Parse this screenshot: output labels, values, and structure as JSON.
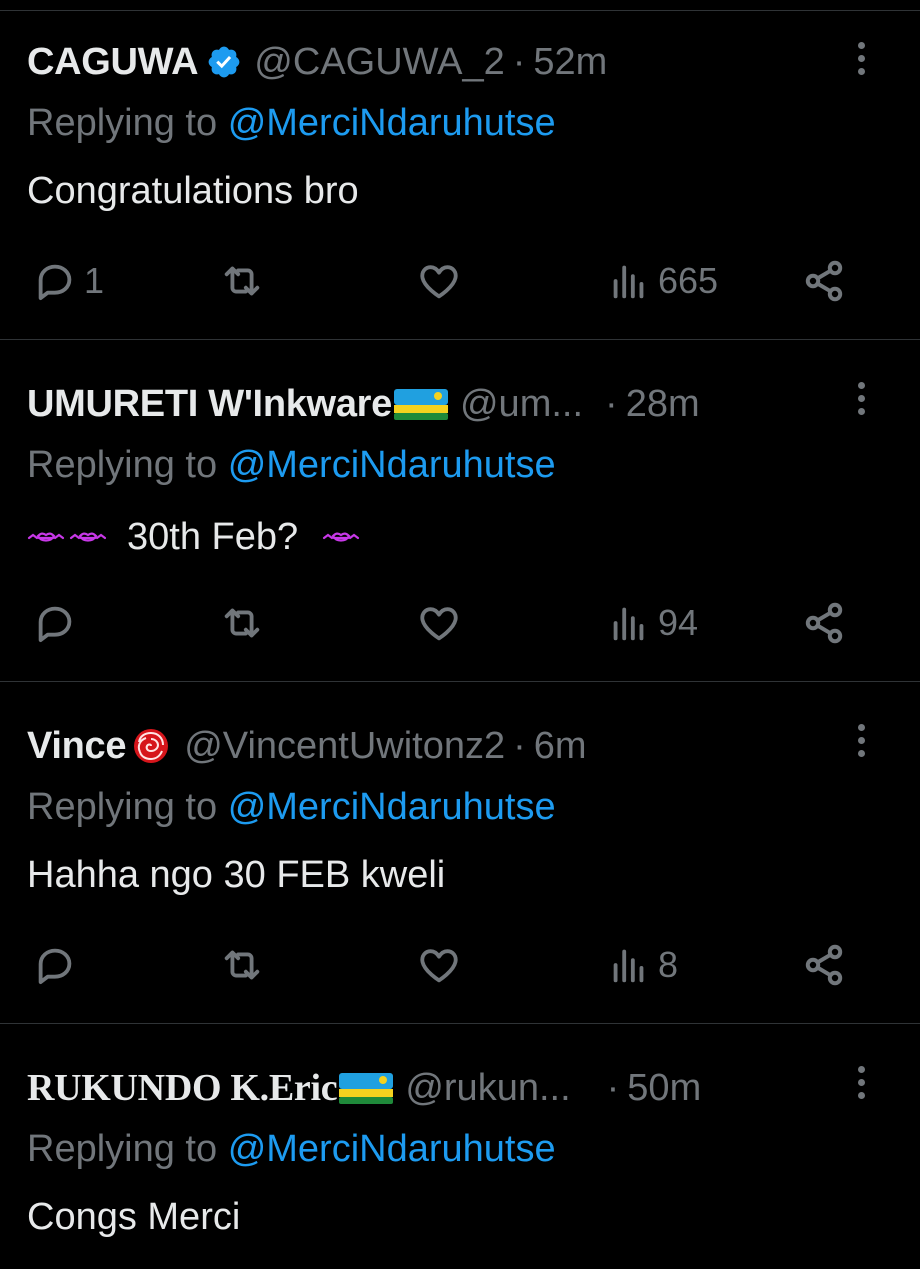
{
  "reply_prefix": "Replying to",
  "replies": [
    {
      "name": "CAGUWA",
      "handle": "@CAGUWA_2",
      "time": "52m",
      "mention": "@MerciNdaruhutse",
      "text": "Congratulations bro",
      "verified": true,
      "metrics": {
        "replies": "1",
        "views": "665"
      }
    },
    {
      "name": "UMURETI W'Inkware",
      "handle": "@um...",
      "time": "28m",
      "mention": "@MerciNdaruhutse",
      "text": "30th Feb?",
      "metrics": {
        "replies": "",
        "views": "94"
      }
    },
    {
      "name": "Vince",
      "handle": "@VincentUwitonz2",
      "time": "6m",
      "mention": "@MerciNdaruhutse",
      "text": "Hahha ngo 30 FEB kweli",
      "metrics": {
        "replies": "",
        "views": "8"
      }
    },
    {
      "name": "RUKUNDO K.Eric",
      "handle": "@rukun...",
      "time": "50m",
      "mention": "@MerciNdaruhutse",
      "text": "Congs Merci"
    }
  ],
  "colors": {
    "background": "#000000",
    "text": "#e7e9ea",
    "secondary": "#71767b",
    "accent": "#1d9bf0",
    "divider": "#2f3336"
  },
  "icons": [
    "verified-badge-icon",
    "rwanda-flag-icon",
    "rose-icon",
    "kissing-lips-emoji-icon",
    "reply-icon",
    "retweet-icon",
    "like-icon",
    "views-icon",
    "share-icon",
    "more-icon"
  ]
}
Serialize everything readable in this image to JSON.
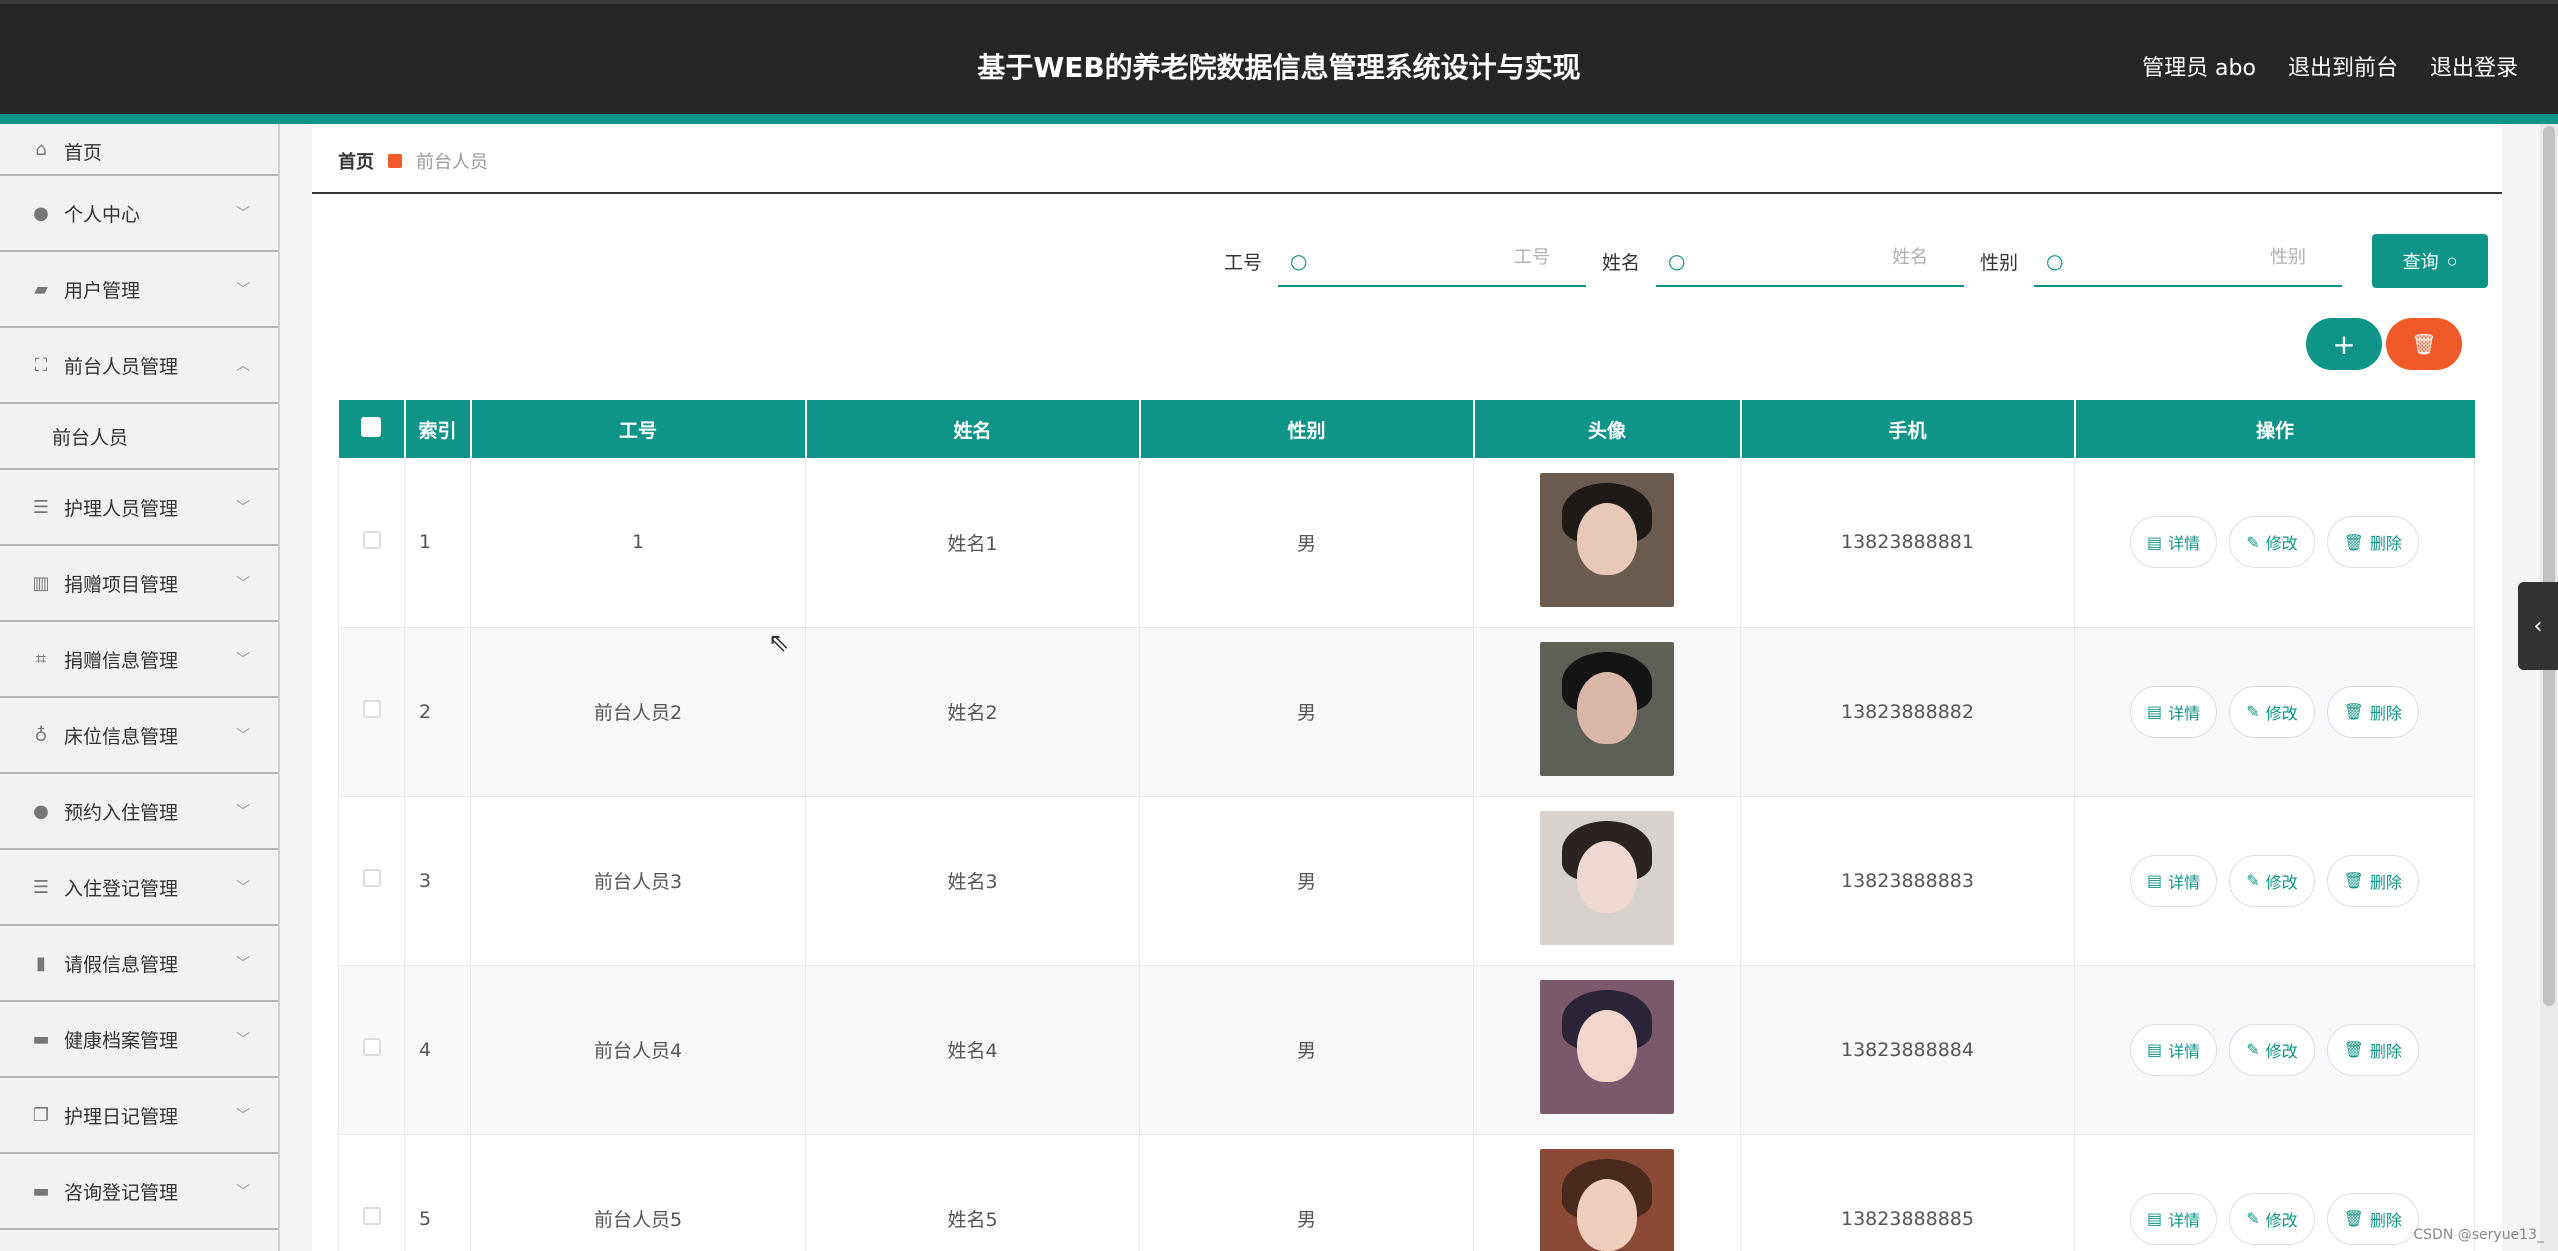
{
  "header": {
    "title": "基于WEB的养老院数据信息管理系统设计与实现",
    "user": "管理员 abo",
    "to_front": "退出到前台",
    "logout": "退出登录"
  },
  "sidebar": {
    "items": [
      {
        "label": "首页",
        "icon": "home-icon"
      },
      {
        "label": "个人中心",
        "icon": "user-icon"
      },
      {
        "label": "用户管理",
        "icon": "users-icon"
      },
      {
        "label": "前台人员管理",
        "icon": "scan-icon",
        "expanded": true
      },
      {
        "label": "护理人员管理",
        "icon": "list-icon"
      },
      {
        "label": "捐赠项目管理",
        "icon": "library-icon"
      },
      {
        "label": "捐赠信息管理",
        "icon": "crop-icon"
      },
      {
        "label": "床位信息管理",
        "icon": "mic-icon"
      },
      {
        "label": "预约入住管理",
        "icon": "user-icon"
      },
      {
        "label": "入住登记管理",
        "icon": "list-icon"
      },
      {
        "label": "请假信息管理",
        "icon": "bar-chart-icon"
      },
      {
        "label": "健康档案管理",
        "icon": "comment-icon"
      },
      {
        "label": "护理日记管理",
        "icon": "copy-icon"
      },
      {
        "label": "咨询登记管理",
        "icon": "ticket-icon"
      }
    ],
    "subitem": "前台人员"
  },
  "breadcrumb": {
    "home": "首页",
    "current": "前台人员"
  },
  "search": {
    "label_id": "工号",
    "placeholder_id": "工号",
    "label_name": "姓名",
    "placeholder_name": "姓名",
    "label_gender": "性别",
    "placeholder_gender": "性别",
    "query_label": "查询"
  },
  "actions": {
    "add_symbol": "+",
    "delete_symbol": "🗑"
  },
  "table": {
    "headers": [
      "索引",
      "工号",
      "姓名",
      "性别",
      "头像",
      "手机",
      "操作"
    ],
    "rows": [
      {
        "index": "1",
        "id": "1",
        "name": "姓名1",
        "gender": "男",
        "phone": "13823888881"
      },
      {
        "index": "2",
        "id": "前台人员2",
        "name": "姓名2",
        "gender": "男",
        "phone": "13823888882"
      },
      {
        "index": "3",
        "id": "前台人员3",
        "name": "姓名3",
        "gender": "男",
        "phone": "13823888883"
      },
      {
        "index": "4",
        "id": "前台人员4",
        "name": "姓名4",
        "gender": "男",
        "phone": "13823888884"
      },
      {
        "index": "5",
        "id": "前台人员5",
        "name": "姓名5",
        "gender": "男",
        "phone": "13823888885"
      }
    ],
    "ops": {
      "detail": "详情",
      "edit": "修改",
      "delete": "删除"
    }
  },
  "colors": {
    "accent": "#0f9488",
    "danger": "#f05a2a",
    "header_bg": "#262626"
  },
  "watermark": "CSDN @seryue13_"
}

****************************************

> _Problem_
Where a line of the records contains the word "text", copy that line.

> _Output for this exercise_
      "text": "Congratulations bro",
      "text": "30th Feb?",
      "text": "Hahha ngo 30 FEB kweli",
      "text": "Congs Merci"
    "text": "#e7e9ea",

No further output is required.